(Beginning of Information provided)
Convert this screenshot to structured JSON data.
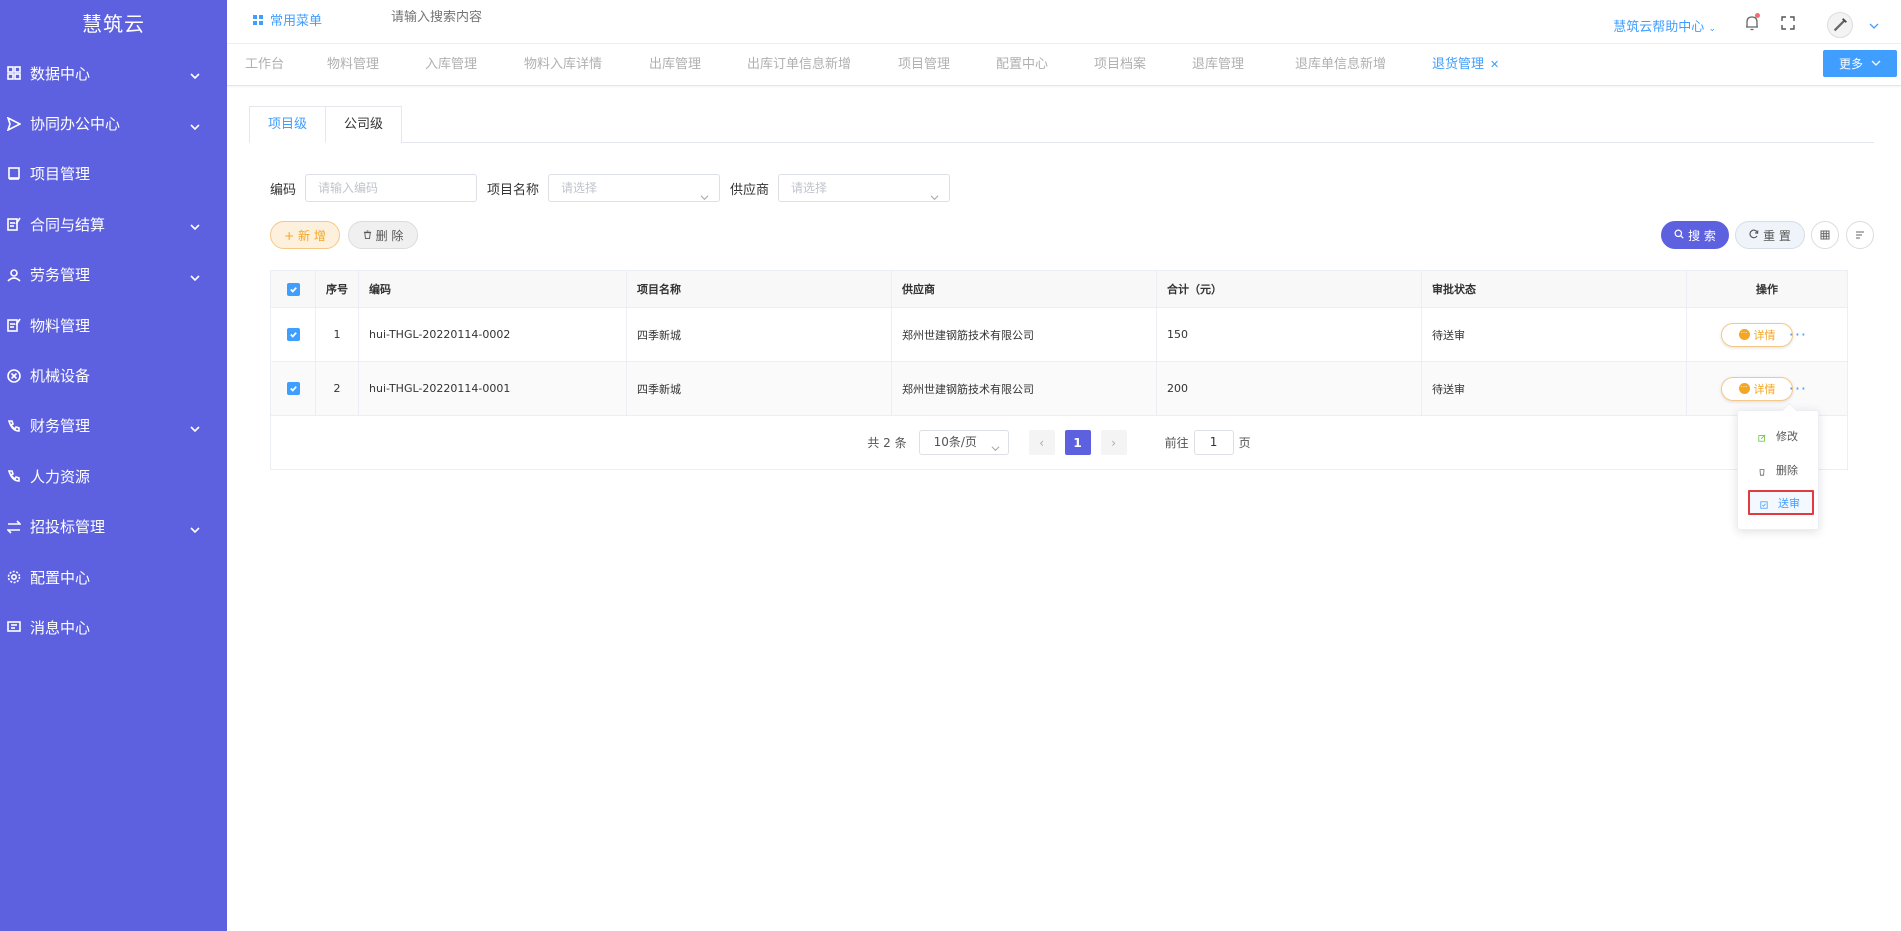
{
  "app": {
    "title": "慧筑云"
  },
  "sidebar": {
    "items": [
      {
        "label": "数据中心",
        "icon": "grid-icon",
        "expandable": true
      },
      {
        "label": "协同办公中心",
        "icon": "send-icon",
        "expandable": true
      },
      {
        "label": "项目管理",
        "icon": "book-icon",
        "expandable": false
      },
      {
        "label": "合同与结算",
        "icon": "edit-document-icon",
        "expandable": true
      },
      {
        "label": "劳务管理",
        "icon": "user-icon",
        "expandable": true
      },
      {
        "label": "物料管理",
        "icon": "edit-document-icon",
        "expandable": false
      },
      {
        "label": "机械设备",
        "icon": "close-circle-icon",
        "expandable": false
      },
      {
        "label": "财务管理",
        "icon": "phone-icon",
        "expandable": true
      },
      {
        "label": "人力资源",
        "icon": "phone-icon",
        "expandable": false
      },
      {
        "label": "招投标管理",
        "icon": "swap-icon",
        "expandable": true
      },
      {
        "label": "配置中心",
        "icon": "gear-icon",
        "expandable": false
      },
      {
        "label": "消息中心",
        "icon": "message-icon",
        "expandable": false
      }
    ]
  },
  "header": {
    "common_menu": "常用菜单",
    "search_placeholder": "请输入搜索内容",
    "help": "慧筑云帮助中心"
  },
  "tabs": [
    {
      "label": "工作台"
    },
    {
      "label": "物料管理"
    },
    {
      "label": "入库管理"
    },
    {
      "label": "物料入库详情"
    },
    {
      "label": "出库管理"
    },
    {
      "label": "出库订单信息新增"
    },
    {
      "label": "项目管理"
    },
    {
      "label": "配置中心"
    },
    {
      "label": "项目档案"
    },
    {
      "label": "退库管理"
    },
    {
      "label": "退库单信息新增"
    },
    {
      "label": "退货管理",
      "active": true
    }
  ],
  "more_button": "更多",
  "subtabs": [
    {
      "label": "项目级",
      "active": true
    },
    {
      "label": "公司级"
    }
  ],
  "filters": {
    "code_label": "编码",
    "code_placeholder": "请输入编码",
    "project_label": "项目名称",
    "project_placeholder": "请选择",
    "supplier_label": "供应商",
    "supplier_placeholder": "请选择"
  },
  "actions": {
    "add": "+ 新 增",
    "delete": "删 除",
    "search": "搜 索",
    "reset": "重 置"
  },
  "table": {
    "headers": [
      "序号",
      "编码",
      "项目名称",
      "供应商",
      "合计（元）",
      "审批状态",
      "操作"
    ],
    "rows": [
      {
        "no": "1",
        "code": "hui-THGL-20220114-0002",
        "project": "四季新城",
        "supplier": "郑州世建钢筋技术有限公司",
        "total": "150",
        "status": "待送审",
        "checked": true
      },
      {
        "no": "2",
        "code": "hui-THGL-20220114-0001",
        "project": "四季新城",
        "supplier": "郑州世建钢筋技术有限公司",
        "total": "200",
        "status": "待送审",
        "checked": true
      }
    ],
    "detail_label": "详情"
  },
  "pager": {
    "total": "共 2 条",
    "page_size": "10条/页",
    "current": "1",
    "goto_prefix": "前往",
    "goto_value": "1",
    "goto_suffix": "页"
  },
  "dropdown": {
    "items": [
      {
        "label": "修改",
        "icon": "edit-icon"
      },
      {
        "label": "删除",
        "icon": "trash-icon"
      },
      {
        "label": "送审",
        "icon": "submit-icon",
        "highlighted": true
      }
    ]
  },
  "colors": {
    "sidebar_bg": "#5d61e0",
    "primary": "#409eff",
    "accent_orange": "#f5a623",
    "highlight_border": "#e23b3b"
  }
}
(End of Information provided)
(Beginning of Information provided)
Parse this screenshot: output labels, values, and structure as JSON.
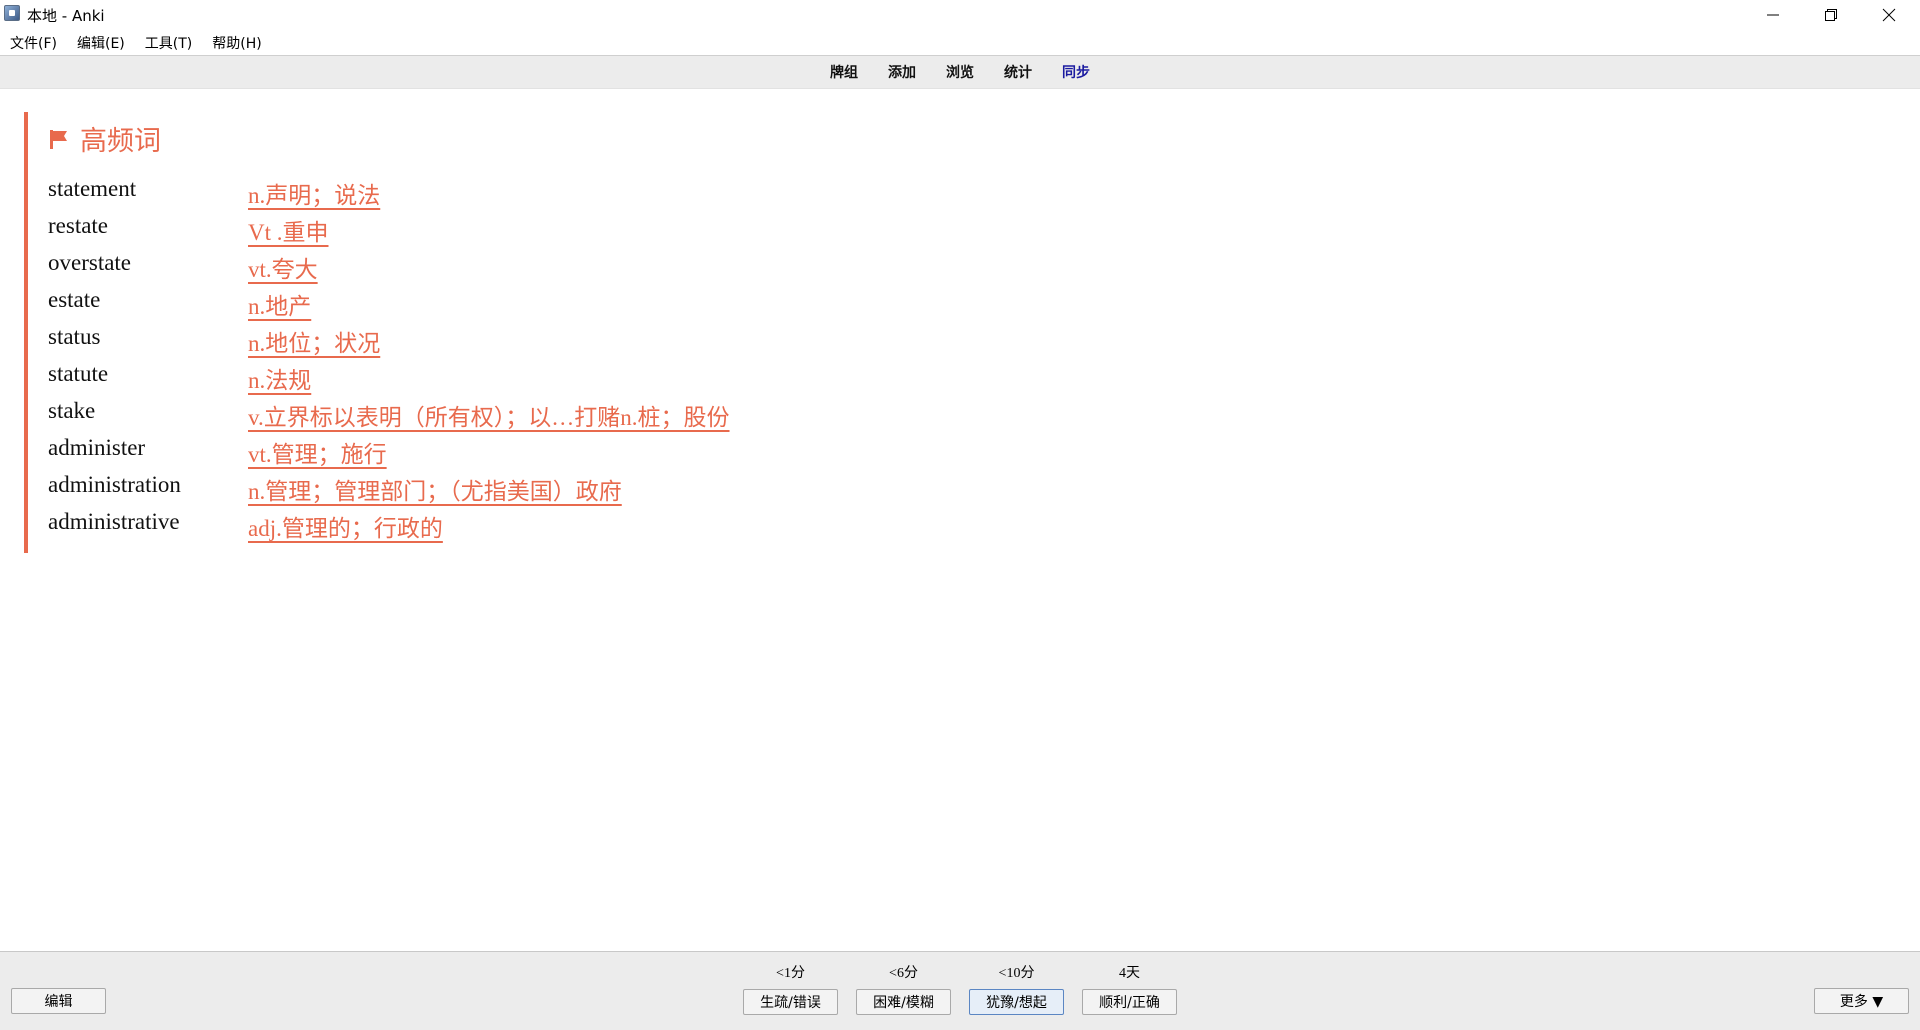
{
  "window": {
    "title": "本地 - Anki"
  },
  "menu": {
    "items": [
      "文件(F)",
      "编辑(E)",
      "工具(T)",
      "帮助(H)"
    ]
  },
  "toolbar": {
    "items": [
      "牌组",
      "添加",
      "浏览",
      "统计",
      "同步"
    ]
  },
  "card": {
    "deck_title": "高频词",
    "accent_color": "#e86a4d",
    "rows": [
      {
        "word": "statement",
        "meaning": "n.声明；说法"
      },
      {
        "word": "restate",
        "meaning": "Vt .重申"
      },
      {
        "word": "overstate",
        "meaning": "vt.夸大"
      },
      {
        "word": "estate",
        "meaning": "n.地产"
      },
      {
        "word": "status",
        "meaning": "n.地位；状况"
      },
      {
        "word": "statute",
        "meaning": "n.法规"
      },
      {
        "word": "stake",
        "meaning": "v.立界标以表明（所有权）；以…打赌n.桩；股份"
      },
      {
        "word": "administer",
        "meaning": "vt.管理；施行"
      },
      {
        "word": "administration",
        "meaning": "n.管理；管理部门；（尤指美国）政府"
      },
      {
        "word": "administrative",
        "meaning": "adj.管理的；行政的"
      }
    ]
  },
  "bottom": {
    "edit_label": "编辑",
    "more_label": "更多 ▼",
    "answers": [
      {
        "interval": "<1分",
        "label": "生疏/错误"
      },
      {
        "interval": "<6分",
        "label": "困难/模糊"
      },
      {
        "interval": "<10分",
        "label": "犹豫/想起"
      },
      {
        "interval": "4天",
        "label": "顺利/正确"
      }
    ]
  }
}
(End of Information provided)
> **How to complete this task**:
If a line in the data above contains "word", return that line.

> **Task answer**:
        "word": "statement",
        "word": "restate",
        "word": "overstate",
        "word": "estate",
        "word": "status",
        "word": "statute",
        "word": "stake",
        "word": "administer",
        "word": "administration",
        "word": "administrative",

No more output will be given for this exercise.